These days I need something to do in the evening instead of watching bad football/soccer matches (Germany played a good one…), so I started to play more seriously with RubyCocoa.
While my mind was wandering around, partially distracted by noises produced by TV in the living room, a question arose: if an application written with RubyCocoa uses one or more libraries distributed as gems, what can I do to ensure that the application can be used on a prospective user’s system without hassles?
Obviously, the libraries must be “vendored” in some way, so what I needed was a robust solution to help me storing the gems inside the application, managing the load paths correctly and possibly cutting off access to the system’s libraries (more on this below). A possibility is the standaloneify.rb script, buried inside the RubyCocoa’s directory, but I got an error trying to use it to “bundle” ActiveSupport…
This gem is a “spin-off” of Bundler, the gem/tool developed by the Ruby on Rails core team to manage the dependencies of a Ruby on Rails application (and more generally of whatever you want). Around version 0.9, the tool was modified to store the managed dependencies in a “repository” inside the user’s home directory by default and to generate an environment.rb file which uses absolute paths to point to the libraries, but it’s not always been this way…
Bundler08 is a version of Bundler which still stores libraries inside the “root” directory of your project and the generated environment.rb file uses relative paths to point to the libraries, so that the net result is a relocatable application.
So, here what I did to add a gem to a toy app using Bundler08:
- installed the bundler08 gem in the usual way;
- moved to the app’s “root” directory and generated a Gemfile running gem bundle –init (the content is a simple introduction to Bundler08);
- replaced the Gemfile’s content with the following lines:
- ran gem bundle, which downloaded the listed gem and installed it into vendor;
- added the following lines at the beginning of the standard rb_main.rb:
- added both Gemfile (normal way) and vendor (as a directory reference) to the Xcode project;
- added both Gemfile and vendor to the Git repository (I think there’s no need to ignore some of vendor’s contents).
What I ended up with?
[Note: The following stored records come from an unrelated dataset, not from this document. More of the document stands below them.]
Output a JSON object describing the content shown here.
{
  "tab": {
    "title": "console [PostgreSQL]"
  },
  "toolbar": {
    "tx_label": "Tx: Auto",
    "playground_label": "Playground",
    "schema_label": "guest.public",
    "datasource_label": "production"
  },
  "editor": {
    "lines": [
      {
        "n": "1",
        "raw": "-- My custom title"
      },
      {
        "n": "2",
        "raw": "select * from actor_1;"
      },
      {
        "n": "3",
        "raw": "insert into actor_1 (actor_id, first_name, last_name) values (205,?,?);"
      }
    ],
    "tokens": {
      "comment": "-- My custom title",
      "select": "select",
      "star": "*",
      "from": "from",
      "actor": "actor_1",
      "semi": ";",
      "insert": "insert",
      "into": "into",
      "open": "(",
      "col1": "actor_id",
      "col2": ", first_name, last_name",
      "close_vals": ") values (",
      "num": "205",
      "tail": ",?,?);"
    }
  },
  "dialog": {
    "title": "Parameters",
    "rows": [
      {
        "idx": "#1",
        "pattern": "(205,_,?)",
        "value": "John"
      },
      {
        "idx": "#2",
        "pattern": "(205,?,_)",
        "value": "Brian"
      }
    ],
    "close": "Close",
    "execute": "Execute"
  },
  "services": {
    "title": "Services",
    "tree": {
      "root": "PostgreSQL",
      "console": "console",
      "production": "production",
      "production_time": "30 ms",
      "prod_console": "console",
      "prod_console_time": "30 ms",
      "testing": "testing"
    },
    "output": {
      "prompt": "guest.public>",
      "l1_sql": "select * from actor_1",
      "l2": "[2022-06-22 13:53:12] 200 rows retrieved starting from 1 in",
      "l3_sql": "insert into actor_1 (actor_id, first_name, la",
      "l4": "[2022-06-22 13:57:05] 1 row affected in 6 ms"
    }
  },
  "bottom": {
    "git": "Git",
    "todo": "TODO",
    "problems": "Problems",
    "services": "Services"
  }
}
A toy app which knew how to pluralize words, among other funny things, which did not use any of my system’s gems and could be moved around without problems.
I disabled explicitly the system’s gems because what’s on a user’s system cannot be safely predicted, even if it’s the content of /System (I, for example, have upgraded most of the system’s gems and removed the old versions).
A good evening indeed.blog comments powered by Disqus